┌─ Given entries
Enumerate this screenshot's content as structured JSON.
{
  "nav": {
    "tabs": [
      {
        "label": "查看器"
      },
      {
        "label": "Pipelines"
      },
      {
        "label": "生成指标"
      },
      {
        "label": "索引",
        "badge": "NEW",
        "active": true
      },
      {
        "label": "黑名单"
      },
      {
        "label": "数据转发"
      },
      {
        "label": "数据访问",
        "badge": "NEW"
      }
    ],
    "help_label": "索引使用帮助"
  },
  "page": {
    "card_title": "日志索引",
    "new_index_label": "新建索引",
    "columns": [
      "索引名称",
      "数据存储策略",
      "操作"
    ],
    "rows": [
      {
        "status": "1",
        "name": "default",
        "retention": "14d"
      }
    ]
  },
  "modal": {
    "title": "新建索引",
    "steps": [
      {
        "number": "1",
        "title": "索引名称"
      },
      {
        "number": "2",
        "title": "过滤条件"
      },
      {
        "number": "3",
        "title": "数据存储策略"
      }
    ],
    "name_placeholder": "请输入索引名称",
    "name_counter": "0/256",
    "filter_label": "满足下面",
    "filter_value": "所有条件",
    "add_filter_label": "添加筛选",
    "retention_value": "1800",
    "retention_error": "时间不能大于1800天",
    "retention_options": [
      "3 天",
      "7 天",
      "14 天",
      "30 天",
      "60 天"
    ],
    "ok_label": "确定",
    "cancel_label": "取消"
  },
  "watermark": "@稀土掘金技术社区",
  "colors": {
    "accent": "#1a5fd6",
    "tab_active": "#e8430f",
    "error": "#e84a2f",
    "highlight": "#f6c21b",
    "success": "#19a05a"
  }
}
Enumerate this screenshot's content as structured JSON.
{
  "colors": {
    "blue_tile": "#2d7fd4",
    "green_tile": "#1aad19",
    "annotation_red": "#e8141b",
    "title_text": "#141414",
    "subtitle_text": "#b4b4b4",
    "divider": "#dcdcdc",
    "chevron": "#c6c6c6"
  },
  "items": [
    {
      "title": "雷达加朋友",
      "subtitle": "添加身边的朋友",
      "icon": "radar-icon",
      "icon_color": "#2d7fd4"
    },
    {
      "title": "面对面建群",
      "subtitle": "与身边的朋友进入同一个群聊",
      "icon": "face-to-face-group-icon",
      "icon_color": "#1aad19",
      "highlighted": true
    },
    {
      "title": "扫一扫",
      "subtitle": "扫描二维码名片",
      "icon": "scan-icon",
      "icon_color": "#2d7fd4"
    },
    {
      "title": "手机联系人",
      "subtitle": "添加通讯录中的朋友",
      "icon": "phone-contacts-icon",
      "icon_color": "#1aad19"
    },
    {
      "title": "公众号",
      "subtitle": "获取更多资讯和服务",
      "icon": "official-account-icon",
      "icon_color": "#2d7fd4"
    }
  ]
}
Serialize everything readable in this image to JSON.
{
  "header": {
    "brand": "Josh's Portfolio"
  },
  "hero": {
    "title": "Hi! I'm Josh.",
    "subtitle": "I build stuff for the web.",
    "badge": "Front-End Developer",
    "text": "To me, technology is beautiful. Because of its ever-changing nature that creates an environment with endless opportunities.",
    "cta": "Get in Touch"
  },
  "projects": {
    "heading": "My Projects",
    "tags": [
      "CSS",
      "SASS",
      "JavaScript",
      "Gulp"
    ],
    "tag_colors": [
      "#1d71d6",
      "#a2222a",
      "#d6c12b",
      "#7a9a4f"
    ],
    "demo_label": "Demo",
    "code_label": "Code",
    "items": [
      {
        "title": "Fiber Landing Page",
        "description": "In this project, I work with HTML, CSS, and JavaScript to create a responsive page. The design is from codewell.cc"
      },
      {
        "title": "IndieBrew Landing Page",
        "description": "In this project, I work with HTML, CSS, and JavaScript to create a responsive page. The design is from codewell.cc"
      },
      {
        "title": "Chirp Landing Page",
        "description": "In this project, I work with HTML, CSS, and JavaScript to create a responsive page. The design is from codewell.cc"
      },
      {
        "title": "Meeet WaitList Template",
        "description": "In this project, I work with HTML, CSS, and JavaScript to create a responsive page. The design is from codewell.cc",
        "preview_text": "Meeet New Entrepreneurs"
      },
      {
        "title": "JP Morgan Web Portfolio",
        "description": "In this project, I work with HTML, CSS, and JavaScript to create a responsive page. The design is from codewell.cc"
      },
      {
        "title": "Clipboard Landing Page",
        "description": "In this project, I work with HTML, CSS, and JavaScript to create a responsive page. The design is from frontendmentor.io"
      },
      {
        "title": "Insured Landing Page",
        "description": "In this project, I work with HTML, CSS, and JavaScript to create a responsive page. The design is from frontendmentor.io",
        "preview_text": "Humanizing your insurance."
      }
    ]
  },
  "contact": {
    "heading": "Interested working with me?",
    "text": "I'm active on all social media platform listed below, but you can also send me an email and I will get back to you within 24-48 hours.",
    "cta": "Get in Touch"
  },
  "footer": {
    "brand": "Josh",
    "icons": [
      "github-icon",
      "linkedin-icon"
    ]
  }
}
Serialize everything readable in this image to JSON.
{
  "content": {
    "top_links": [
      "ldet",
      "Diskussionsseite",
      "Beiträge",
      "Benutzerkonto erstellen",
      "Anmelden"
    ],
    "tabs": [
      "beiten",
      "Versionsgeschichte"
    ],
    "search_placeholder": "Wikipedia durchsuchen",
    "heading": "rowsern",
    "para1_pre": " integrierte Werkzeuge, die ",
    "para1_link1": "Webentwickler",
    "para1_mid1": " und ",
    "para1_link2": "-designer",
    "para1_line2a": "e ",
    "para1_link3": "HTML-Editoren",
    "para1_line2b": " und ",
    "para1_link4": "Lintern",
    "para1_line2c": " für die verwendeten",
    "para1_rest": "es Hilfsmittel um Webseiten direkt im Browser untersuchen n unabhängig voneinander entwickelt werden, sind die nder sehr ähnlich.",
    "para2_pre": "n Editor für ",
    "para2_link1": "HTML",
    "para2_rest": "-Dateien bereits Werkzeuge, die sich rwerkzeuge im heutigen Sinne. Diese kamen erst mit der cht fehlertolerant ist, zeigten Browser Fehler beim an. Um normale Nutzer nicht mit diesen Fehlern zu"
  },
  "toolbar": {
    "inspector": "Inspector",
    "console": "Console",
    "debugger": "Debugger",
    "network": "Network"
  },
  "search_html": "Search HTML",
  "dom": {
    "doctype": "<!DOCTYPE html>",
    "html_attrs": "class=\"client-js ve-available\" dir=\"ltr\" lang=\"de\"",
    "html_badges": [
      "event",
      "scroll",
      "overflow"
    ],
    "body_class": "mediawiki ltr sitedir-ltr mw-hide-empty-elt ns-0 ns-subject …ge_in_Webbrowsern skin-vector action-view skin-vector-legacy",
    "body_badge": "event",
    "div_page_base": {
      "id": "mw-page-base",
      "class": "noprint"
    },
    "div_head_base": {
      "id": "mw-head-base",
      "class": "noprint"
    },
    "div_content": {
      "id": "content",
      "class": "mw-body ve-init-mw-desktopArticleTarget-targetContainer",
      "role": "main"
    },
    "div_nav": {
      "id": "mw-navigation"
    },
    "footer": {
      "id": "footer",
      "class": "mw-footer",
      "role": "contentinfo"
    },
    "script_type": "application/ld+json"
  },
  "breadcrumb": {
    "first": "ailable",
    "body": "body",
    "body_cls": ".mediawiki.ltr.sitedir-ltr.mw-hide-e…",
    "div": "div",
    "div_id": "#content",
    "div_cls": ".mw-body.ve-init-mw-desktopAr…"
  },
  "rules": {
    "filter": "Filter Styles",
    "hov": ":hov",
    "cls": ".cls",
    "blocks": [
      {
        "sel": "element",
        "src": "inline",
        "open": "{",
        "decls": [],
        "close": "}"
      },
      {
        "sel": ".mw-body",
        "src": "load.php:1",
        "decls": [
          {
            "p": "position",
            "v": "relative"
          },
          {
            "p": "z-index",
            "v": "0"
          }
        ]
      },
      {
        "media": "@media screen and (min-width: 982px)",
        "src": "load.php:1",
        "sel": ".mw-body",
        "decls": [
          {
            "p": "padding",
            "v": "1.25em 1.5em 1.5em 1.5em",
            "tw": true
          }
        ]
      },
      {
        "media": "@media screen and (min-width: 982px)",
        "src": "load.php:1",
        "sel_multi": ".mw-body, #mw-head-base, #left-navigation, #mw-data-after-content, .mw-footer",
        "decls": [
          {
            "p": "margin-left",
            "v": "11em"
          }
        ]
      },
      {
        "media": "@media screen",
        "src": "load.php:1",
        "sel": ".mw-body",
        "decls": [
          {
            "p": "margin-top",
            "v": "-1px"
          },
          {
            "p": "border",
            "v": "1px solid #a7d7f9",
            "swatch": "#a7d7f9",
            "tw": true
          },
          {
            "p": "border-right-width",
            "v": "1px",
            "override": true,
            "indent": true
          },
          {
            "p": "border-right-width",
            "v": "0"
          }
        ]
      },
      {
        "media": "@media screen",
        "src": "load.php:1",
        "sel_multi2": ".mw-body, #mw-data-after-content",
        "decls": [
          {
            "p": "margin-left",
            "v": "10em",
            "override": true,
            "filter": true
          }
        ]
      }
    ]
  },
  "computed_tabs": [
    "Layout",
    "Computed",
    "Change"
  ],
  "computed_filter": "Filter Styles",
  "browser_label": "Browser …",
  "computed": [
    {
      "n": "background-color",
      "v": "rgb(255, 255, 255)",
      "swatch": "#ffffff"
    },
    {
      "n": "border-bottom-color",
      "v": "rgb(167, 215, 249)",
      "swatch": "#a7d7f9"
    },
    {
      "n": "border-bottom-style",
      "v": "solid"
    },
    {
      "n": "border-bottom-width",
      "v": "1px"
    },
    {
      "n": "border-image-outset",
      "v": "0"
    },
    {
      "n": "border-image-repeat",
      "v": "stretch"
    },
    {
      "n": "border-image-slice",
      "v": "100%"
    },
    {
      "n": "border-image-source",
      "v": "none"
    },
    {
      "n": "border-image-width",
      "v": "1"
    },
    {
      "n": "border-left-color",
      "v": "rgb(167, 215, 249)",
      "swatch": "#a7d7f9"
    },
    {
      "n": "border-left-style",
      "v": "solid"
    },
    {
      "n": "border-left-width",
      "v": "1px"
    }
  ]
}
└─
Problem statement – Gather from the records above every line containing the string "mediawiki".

Exercise solution –
    "body_class": "mediawiki ltr sitedir-ltr mw-hide-empty-elt ns-0 ns-subject …ge_in_Webbrowsern skin-vector action-view skin-vector-legacy",
    "body_cls": ".mediawiki.ltr.sitedir-ltr.mw-hide-e…",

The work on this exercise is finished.